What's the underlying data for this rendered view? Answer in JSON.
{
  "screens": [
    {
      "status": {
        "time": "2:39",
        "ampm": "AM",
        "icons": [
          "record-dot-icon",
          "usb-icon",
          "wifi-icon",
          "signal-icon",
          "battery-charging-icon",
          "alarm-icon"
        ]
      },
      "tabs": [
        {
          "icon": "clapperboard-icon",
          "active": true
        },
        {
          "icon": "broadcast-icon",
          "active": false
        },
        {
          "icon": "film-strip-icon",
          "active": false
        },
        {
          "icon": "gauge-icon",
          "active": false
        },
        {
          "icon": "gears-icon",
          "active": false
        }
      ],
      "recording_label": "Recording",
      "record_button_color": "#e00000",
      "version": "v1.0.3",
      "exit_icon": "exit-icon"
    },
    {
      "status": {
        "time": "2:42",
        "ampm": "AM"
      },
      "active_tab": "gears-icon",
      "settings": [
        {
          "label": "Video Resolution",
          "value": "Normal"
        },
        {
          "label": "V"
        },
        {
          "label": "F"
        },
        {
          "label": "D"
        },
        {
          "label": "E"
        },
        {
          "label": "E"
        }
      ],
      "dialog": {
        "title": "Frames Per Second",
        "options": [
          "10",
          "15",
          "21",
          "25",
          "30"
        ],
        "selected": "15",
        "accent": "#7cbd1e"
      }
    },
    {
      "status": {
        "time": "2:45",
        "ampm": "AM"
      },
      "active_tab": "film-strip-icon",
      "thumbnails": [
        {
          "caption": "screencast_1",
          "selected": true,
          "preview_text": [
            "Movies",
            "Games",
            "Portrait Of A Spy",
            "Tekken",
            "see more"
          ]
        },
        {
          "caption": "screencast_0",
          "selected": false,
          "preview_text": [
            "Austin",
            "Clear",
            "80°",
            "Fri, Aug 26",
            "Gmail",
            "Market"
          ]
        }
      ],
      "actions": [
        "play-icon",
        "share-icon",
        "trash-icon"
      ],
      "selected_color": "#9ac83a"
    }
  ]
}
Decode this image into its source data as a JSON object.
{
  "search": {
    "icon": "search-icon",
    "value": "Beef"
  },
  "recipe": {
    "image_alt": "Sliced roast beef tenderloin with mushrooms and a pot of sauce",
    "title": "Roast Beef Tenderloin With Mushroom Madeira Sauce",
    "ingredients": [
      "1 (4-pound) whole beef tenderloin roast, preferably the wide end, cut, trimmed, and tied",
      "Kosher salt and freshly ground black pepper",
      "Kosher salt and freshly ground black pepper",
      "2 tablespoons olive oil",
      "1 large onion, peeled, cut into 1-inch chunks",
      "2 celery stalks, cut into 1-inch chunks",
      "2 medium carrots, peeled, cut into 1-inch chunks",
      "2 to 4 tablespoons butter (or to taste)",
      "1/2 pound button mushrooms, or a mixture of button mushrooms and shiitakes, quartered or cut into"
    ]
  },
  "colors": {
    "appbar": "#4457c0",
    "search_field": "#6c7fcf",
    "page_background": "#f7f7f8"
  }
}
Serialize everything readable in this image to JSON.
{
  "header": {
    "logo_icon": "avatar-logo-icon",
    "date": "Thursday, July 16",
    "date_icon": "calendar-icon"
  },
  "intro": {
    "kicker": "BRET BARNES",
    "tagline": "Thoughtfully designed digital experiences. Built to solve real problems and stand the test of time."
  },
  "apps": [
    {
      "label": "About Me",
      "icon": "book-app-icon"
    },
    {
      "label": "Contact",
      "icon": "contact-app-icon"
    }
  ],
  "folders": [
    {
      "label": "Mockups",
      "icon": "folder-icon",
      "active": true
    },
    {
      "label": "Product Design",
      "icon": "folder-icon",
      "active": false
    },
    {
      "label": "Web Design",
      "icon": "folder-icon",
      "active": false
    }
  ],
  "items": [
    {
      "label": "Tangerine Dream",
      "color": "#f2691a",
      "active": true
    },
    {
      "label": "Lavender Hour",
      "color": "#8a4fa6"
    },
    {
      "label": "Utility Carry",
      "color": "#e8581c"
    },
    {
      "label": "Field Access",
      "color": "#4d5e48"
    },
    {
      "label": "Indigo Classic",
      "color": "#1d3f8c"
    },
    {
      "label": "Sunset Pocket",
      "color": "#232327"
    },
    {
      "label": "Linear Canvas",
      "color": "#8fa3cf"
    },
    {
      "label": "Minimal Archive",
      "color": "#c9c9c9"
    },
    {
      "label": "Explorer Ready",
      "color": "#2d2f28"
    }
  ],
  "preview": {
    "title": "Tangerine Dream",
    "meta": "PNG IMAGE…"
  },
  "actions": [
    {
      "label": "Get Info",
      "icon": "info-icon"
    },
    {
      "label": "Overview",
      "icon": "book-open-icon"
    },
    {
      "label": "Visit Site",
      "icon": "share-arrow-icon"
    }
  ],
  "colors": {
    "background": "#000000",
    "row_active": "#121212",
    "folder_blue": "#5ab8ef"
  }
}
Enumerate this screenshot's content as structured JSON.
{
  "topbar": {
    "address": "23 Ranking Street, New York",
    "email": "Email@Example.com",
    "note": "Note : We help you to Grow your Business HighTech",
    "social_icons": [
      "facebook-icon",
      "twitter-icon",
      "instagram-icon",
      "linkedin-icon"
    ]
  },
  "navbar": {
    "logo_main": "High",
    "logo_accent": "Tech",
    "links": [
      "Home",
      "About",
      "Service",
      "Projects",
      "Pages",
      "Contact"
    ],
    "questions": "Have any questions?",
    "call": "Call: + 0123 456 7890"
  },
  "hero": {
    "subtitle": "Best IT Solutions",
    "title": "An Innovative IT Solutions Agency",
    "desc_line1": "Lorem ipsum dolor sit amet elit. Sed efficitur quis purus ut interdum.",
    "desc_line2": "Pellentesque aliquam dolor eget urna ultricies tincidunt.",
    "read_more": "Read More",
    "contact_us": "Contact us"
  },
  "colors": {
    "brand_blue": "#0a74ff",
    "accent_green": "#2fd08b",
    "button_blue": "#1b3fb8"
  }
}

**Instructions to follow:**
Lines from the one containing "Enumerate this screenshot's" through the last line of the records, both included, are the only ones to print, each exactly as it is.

**Written solution:**
Enumerate this screenshot's content as structured JSON.
{
  "topbar": {
    "address": "23 Ranking Street, New York",
    "email": "Email@Example.com",
    "note": "Note : We help you to Grow your Business HighTech",
    "social_icons": [
      "facebook-icon",
      "twitter-icon",
      "instagram-icon",
      "linkedin-icon"
    ]
  },
  "navbar": {
    "logo_main": "High",
    "logo_accent": "Tech",
    "links": [
      "Home",
      "About",
      "Service",
      "Projects",
      "Pages",
      "Contact"
    ],
    "questions": "Have any questions?",
    "call": "Call: + 0123 456 7890"
  },
  "hero": {
    "subtitle": "Best IT Solutions",
    "title": "An Innovative IT Solutions Agency",
    "desc_line1": "Lorem ipsum dolor sit amet elit. Sed efficitur quis purus ut interdum.",
    "desc_line2": "Pellentesque aliquam dolor eget urna ultricies tincidunt.",
    "read_more": "Read More",
    "contact_us": "Contact us"
  },
  "colors": {
    "brand_blue": "#0a74ff",
    "accent_green": "#2fd08b",
    "button_blue": "#1b3fb8"
  }
}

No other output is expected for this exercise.